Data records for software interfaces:
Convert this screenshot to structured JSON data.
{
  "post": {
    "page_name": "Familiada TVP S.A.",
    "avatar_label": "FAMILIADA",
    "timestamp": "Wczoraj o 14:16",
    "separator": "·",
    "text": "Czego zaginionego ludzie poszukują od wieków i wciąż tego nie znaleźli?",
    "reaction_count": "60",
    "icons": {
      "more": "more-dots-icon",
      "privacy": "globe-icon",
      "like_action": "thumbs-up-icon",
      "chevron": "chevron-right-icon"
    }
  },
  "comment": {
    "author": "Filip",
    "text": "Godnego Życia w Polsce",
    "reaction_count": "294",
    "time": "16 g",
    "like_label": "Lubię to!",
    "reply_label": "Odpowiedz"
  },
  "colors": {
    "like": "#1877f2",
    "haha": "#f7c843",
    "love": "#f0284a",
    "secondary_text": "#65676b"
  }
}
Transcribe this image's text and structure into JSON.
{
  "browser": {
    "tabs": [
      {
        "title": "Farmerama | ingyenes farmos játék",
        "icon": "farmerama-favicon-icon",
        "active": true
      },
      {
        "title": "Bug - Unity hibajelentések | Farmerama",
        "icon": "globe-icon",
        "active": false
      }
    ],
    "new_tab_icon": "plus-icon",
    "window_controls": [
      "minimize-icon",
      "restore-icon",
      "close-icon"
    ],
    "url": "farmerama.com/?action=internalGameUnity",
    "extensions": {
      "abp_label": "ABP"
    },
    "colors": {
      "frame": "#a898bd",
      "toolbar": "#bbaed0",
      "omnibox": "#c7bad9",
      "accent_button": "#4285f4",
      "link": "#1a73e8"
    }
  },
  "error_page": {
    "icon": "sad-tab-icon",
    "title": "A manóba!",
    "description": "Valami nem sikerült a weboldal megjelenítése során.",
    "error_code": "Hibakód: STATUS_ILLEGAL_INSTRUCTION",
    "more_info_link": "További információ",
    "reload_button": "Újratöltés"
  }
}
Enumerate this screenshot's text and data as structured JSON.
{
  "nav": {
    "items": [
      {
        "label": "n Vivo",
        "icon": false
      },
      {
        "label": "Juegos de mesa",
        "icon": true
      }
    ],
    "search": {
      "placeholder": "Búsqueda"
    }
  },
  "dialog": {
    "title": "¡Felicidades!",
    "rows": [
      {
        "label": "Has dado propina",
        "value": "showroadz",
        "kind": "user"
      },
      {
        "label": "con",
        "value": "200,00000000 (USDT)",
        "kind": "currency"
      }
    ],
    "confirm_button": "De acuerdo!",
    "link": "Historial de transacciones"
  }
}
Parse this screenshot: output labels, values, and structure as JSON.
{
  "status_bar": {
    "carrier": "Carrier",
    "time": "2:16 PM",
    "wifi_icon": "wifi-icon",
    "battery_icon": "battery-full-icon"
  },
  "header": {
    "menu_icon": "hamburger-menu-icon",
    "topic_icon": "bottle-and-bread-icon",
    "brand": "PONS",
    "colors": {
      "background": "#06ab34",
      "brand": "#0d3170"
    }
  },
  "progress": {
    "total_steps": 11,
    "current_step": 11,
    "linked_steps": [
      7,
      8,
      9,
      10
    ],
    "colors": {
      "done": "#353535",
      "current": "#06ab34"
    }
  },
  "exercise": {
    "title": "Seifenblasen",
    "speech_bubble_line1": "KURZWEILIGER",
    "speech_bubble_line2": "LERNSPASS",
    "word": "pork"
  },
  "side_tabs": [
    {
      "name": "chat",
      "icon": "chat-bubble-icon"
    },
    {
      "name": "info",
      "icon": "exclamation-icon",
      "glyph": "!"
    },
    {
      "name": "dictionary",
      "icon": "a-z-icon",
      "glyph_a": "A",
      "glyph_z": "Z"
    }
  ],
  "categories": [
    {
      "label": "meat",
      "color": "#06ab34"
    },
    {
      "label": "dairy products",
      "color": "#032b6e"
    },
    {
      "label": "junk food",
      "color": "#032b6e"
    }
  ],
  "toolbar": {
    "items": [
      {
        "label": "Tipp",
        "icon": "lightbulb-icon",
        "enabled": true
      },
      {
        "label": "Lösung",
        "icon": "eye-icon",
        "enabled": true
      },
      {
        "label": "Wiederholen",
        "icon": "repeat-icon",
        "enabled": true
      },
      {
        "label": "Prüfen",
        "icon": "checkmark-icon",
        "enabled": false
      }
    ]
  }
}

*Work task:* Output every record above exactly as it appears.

*Result:*
Convert this screenshot to structured JSON data.
{
  "post": {
    "page_name": "Familiada TVP S.A.",
    "avatar_label": "FAMILIADA",
    "timestamp": "Wczoraj o 14:16",
    "separator": "·",
    "text": "Czego zaginionego ludzie poszukują od wieków i wciąż tego nie znaleźli?",
    "reaction_count": "60",
    "icons": {
      "more": "more-dots-icon",
      "privacy": "globe-icon",
      "like_action": "thumbs-up-icon",
      "chevron": "chevron-right-icon"
    }
  },
  "comment": {
    "author": "Filip",
    "text": "Godnego Życia w Polsce",
    "reaction_count": "294",
    "time": "16 g",
    "like_label": "Lubię to!",
    "reply_label": "Odpowiedz"
  },
  "colors": {
    "like": "#1877f2",
    "haha": "#f7c843",
    "love": "#f0284a",
    "secondary_text": "#65676b"
  }
}
Transcribe this image's text and structure into JSON.
{
  "browser": {
    "tabs": [
      {
        "title": "Farmerama | ingyenes farmos játék",
        "icon": "farmerama-favicon-icon",
        "active": true
      },
      {
        "title": "Bug - Unity hibajelentések | Farmerama",
        "icon": "globe-icon",
        "active": false
      }
    ],
    "new_tab_icon": "plus-icon",
    "window_controls": [
      "minimize-icon",
      "restore-icon",
      "close-icon"
    ],
    "url": "farmerama.com/?action=internalGameUnity",
    "extensions": {
      "abp_label": "ABP"
    },
    "colors": {
      "frame": "#a898bd",
      "toolbar": "#bbaed0",
      "omnibox": "#c7bad9",
      "accent_button": "#4285f4",
      "link": "#1a73e8"
    }
  },
  "error_page": {
    "icon": "sad-tab-icon",
    "title": "A manóba!",
    "description": "Valami nem sikerült a weboldal megjelenítése során.",
    "error_code": "Hibakód: STATUS_ILLEGAL_INSTRUCTION",
    "more_info_link": "További információ",
    "reload_button": "Újratöltés"
  }
}
Enumerate this screenshot's text and data as structured JSON.
{
  "nav": {
    "items": [
      {
        "label": "n Vivo",
        "icon": false
      },
      {
        "label": "Juegos de mesa",
        "icon": true
      }
    ],
    "search": {
      "placeholder": "Búsqueda"
    }
  },
  "dialog": {
    "title": "¡Felicidades!",
    "rows": [
      {
        "label": "Has dado propina",
        "value": "showroadz",
        "kind": "user"
      },
      {
        "label": "con",
        "value": "200,00000000 (USDT)",
        "kind": "currency"
      }
    ],
    "confirm_button": "De acuerdo!",
    "link": "Historial de transacciones"
  }
}
Parse this screenshot: output labels, values, and structure as JSON.
{
  "status_bar": {
    "carrier": "Carrier",
    "time": "2:16 PM",
    "wifi_icon": "wifi-icon",
    "battery_icon": "battery-full-icon"
  },
  "header": {
    "menu_icon": "hamburger-menu-icon",
    "topic_icon": "bottle-and-bread-icon",
    "brand": "PONS",
    "colors": {
      "background": "#06ab34",
      "brand": "#0d3170"
    }
  },
  "progress": {
    "total_steps": 11,
    "current_step": 11,
    "linked_steps": [
      7,
      8,
      9,
      10
    ],
    "colors": {
      "done": "#353535",
      "current": "#06ab34"
    }
  },
  "exercise": {
    "title": "Seifenblasen",
    "speech_bubble_line1": "KURZWEILIGER",
    "speech_bubble_line2": "LERNSPASS",
    "word": "pork"
  },
  "side_tabs": [
    {
      "name": "chat",
      "icon": "chat-bubble-icon"
    },
    {
      "name": "info",
      "icon": "exclamation-icon",
      "glyph": "!"
    },
    {
      "name": "dictionary",
      "icon": "a-z-icon",
      "glyph_a": "A",
      "glyph_z": "Z"
    }
  ],
  "categories": [
    {
      "label": "meat",
      "color": "#06ab34"
    },
    {
      "label": "dairy products",
      "color": "#032b6e"
    },
    {
      "label": "junk food",
      "color": "#032b6e"
    }
  ],
  "toolbar": {
    "items": [
      {
        "label": "Tipp",
        "icon": "lightbulb-icon",
        "enabled": true
      },
      {
        "label": "Lösung",
        "icon": "eye-icon",
        "enabled": true
      },
      {
        "label": "Wiederholen",
        "icon": "repeat-icon",
        "enabled": true
      },
      {
        "label": "Prüfen",
        "icon": "checkmark-icon",
        "enabled": false
      }
    ]
  }
}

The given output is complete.